There are a lot of things that set this '70 Hemi Challenger R/T convertible apart from the crowd. The fact that only nine of them were built for domestic consumption makes it super rare for starters. The color combination--Sublime with a white top, black-out hood, and black R/T stripe package--grabs your attention. The option list includes surprises such as power windows and the seemingly out-of-place rear luggage rack. The Hemi with automatic trans--four of the nine so equipped--was shipped with power steering, but also with manual brakes. That's fine for a drag car, but you wouldn't order a convertible if racing was your plan.
It's a rare and strange musclecar all right, but when you talk to 50-year-old Darrell Fraynd, you might be surprised to hear his take on it, "I could go on about the car's options, but I don't know if that's all that important." He told us that the car, by itself, isn't special. "Yeah, it's rare and valuable, but what makes it special to me are the friends I've made with it, and the time I've spent with my son, Paul."
Darrell got out of the Army in 1970, and wanted an E-Body badly. Unfortunately, the price of the new Challengers and 'Cudas was a bit steep, so he drove a new Road Runner out of the local Plymouth dealership instead. He started looking for a Hemi car in 1977, and didn't find this one until 1982. Six months after placing an ad in Hot Rod Magazine, a man called him and said he had one, it was complete, and it was for sale. During his search, Darrell had run across several other cars, but they were really expensive for the time--"over 10 grand!" Darrell says. Not counting his travel expenses, Darrell picked up the convertible for $7,500. "Of course, I've got a lot more in it than that now."
When he bought the car, it had just been painted a Cadillac metallic blue, and before that it was white. The car was complete, including the numbers-matching engine and trans, but the heads were off the motor, and the front sheetmetal had all been loosened up. The mileage on the car was a scant 44,000. Darrell has traced the history of the car back to 1972, where it was last registered in Columbus, Ohio. It was used by one owner in West Virginia as his daily transportation, including in the winter. Darrell tells the history of the Hemi: "Of the three cars he owned, this is the only one that would start and run in the winter!"
In 1974, it was bought by a man who used it as an eighth-mile drag car. Surprisingly, the engine remained intact, and exceptionally well-taken care of. Better still, the car had never been cut the way most race cars are--just a set of shackles in the back to raise it for added tire clearance! Darrell has timeslips from its racing days, but "they aren't all that remarkable."
Apparently, the deciding factor in the car's retirement was the former owner not wanting to install a rollcage and cut up the interior. The paper trail doesn't go any further back than 1972, but a guy approached Darrell at the '98 'Nats and said he'd seen the car cruising Woodward in 1970. Considering the color combination and the distinctive luggage rack, it probably was this car.

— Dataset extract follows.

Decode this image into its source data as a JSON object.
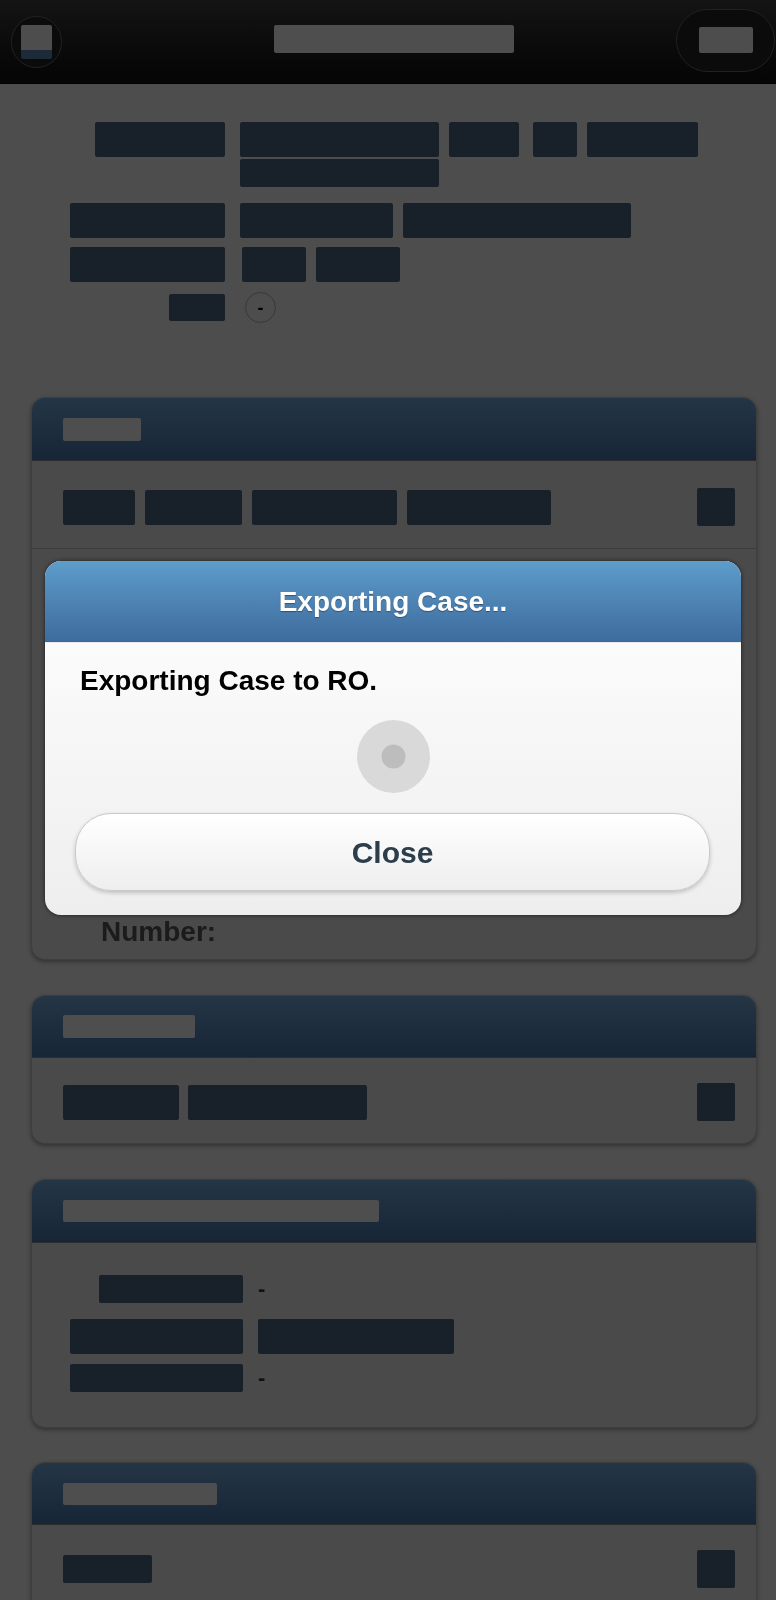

After its purchase, Darrell spent the next several years scrounging for parts before sending it to his good friend Joe Jordan in Wausau, Wisconsin, for a full restoration in 1993. Joe does excellent restoration work, but only works on friends' cars and his own. Originally, Darrell and Joe were going to paint the Challenger Tor Red, but decided to return to the original colors, and like most owners of cars with unusual color combinations, Darrell's glad he did.
"It's important to have the car the way you like it when you have it. I chose to put it back to the way it originally came, but I can understand why someone would want to add something to it to make it the way they want. I just chose to put my cars the way they originally came.
"It would probably take at least another $5,000 to make that car exactly right," Darrell says. Even as recently as 1993, a lot of concours parts weren't being reproduced. But correctly date-coded plug wires aren't too important to him, either. Darrell says, "These cars were meant to be driven." The result? "It's getting some wear on it from driving."
That's just fine with Darrell. "It's not my intention to have a car that I can't ever use. You can't just put these away--you have to take them out and let people see them. That doesn't mean you have to abuse them, but these cars were meant to be driven. We trailered it to Columbus last year for the 'Nats, but we cruised it all over Columbus at night." He let his 16-year-old son, Paul (who he listed on his tech sheet as part-owner of the car) drive it around Columbus. "Take them out and enjoy them," is the Fraynds' credo.
So is the fact that the car is driven what makes it so special? No. Darrell says that what makes this, and any other Mopar special, are "the friends you meet in the hobby, and the time you share with your family. I've watched Joe's kids grow up and graduate...same with a bunch of other friends. Joe and his sons did a lot of the work on it [the car] during the summer, while they were home from college. I've had some, ummm, very interesting offers for the car, but it's not for sale, and won't be because my 16-year-old son enjoys the hobby. I'll pass it on to him."
Family, friends, and Mopars. That combination's a winner whether you're talking about a 1-of-9 Hemi Challenger or a 1-of-90,000 Slant Six Dart.